I keep coming back to the word community. Community... it rolls off the tongue. To some extent, living in a large city (though horribly small on a world stage), we've lost it. For example, it turns out my neighbour, while living next door, now has a 3 month old that I didn't notice. Tangleball was about creating a community - the idea that we could share skills was ALWAYS the most exciting bit for me. The local pub attracted me because there was a certain community to it. Trading Post is likewise about creating community in a very organic way - while I would love to never pay for lemons and limes again, I'm more excited by the prospect of meeting those who live around me.
I talked to woman who had worked at the primary school I attended who said that the parents were a problem. I found myself wondering if more community engagement was the solution. i.e. if one parent is making loud noises to benefit little Johnny, then surely, another parent trying to benefit Contrary Mary is a good thing. Think in terms of research. You might come across someone like me who didn't like the movie "The Lion King". A sample size of 1 is lousy. However, my voice added to 199 others is probably a good thing.
So community helps us gain perspective. It's no longer about Little Johnny. Contrary Mary has a voice as does Snotty Thomas and Adam Bomb or Potty Scotty (for those old enough to remember "Garbage Pail Kids").
Theft could be a problem. What happens when those shiny learning machines get stolen? The machines themselves have little value - although, I was surprised to learn that a few netbooks were stolen rather than shiny iMacs. A hocking outlet rang up to say that they believed to be in possession of stolen goods. Should the outlet in question not know of what was going on in the community, such an act probably wouldn't have happened.
In pub culture, a friend had a van load of tools stolen. One group of people helped to secure the van against further theft. Another group searched - online and through second hand dealers - to find the tools in question.
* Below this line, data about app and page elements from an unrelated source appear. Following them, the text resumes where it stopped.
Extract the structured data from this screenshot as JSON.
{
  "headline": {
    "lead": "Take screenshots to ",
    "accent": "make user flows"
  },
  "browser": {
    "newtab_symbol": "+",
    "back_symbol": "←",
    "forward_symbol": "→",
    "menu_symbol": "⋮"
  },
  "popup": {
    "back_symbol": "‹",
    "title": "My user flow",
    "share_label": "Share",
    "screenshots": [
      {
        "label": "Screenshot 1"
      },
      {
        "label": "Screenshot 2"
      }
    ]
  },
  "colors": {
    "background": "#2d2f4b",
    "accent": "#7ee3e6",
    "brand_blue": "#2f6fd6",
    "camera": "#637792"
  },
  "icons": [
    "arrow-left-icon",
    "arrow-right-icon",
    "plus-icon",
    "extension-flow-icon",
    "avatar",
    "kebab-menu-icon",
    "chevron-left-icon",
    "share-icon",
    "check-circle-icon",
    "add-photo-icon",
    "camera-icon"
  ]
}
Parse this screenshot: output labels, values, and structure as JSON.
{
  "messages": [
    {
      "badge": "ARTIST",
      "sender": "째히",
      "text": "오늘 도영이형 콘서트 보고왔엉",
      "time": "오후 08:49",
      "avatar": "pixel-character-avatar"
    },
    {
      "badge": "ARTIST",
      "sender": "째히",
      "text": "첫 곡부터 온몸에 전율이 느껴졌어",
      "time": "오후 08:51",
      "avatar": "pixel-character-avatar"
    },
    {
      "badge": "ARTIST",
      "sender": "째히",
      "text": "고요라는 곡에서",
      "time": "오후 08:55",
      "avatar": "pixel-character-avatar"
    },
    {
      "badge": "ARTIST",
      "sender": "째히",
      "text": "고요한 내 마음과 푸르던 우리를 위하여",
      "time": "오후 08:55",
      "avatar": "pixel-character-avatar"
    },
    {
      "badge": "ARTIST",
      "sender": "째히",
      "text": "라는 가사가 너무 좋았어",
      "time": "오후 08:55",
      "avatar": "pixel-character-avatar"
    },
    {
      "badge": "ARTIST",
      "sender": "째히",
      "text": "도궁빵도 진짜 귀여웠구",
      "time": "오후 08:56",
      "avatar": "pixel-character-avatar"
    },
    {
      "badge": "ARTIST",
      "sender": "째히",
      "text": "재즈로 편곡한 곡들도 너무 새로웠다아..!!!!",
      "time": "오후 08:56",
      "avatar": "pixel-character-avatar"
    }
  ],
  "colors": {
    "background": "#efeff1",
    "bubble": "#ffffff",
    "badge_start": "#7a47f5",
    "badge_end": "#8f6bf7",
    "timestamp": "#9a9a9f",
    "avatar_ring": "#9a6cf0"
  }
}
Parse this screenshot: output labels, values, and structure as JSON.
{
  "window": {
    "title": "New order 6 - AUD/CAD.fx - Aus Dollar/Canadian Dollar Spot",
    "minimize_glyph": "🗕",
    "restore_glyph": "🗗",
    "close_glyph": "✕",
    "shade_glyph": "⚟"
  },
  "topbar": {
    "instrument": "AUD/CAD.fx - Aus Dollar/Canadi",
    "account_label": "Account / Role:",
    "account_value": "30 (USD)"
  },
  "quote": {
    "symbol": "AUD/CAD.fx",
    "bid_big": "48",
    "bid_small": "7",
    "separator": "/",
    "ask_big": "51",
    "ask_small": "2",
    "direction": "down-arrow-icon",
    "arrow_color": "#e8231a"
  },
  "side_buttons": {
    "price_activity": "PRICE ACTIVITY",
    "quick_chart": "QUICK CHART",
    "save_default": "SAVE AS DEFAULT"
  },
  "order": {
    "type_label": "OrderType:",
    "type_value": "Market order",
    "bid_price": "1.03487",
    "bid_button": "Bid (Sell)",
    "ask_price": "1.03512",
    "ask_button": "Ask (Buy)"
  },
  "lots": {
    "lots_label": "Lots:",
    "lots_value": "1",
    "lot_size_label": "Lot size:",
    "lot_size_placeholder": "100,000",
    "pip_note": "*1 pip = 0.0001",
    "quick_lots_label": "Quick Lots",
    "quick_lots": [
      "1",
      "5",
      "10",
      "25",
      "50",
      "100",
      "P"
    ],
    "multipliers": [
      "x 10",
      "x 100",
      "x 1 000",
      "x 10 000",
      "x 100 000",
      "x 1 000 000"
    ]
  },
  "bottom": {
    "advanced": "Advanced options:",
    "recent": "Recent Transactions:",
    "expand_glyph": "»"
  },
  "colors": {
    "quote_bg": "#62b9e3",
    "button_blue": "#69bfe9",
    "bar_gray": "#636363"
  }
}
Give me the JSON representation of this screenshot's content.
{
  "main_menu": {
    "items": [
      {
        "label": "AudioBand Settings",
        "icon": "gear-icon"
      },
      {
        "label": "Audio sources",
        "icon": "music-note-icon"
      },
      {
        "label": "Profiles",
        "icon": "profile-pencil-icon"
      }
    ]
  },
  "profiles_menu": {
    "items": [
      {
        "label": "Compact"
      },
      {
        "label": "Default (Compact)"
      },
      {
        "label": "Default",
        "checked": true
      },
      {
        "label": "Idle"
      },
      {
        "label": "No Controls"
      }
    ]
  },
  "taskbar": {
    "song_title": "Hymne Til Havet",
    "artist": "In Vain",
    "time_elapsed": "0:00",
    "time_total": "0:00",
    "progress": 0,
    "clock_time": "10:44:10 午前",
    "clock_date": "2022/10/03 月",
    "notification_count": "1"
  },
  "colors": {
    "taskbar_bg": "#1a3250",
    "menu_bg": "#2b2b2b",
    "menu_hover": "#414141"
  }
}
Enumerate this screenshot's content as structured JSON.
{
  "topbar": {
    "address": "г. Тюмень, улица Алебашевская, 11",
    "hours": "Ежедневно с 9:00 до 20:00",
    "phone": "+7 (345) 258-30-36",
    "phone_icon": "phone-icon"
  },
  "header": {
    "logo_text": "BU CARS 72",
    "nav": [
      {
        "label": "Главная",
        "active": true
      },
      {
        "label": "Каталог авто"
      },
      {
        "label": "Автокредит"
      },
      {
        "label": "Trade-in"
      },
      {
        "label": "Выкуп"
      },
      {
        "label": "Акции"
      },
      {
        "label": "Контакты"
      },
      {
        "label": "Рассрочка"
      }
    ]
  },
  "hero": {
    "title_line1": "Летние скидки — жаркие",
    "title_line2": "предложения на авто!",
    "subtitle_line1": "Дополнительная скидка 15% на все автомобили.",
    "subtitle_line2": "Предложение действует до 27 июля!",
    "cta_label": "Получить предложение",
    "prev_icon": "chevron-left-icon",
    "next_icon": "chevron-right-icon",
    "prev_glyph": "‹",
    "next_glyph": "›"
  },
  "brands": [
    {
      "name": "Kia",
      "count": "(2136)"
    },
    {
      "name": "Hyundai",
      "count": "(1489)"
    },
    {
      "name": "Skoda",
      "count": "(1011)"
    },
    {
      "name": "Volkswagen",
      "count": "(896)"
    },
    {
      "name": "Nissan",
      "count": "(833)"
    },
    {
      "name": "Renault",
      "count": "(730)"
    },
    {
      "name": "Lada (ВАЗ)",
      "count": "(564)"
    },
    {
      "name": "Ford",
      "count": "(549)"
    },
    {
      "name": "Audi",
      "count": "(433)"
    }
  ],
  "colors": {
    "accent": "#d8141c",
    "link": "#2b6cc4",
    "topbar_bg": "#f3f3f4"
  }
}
A friend's email account got hacked. There were appeals for funds to help him out of whatever troubles he'd gotten into - on the otherside of the world. The online community did something I found a little surprising. Some of us went away to figure out how to get some funds together to send to this person. Another few people went about verifying the authenticity of the email. The email, it turned out, wasn't authentic, but the community did jump to action.
But all of these are just fringe benefits. Community has a bigger part to play...
Can you imagine it now? In a few years time chances are I'll be talking about how society has a bigger role here - and then realise that the mess we're in seems to be due to an emphasis on profit over people in which case I'll conclude that capitalism is the source of our problems.... whoops ;) (I swear, this is the one and only time I'll end a blog post with a emoticon).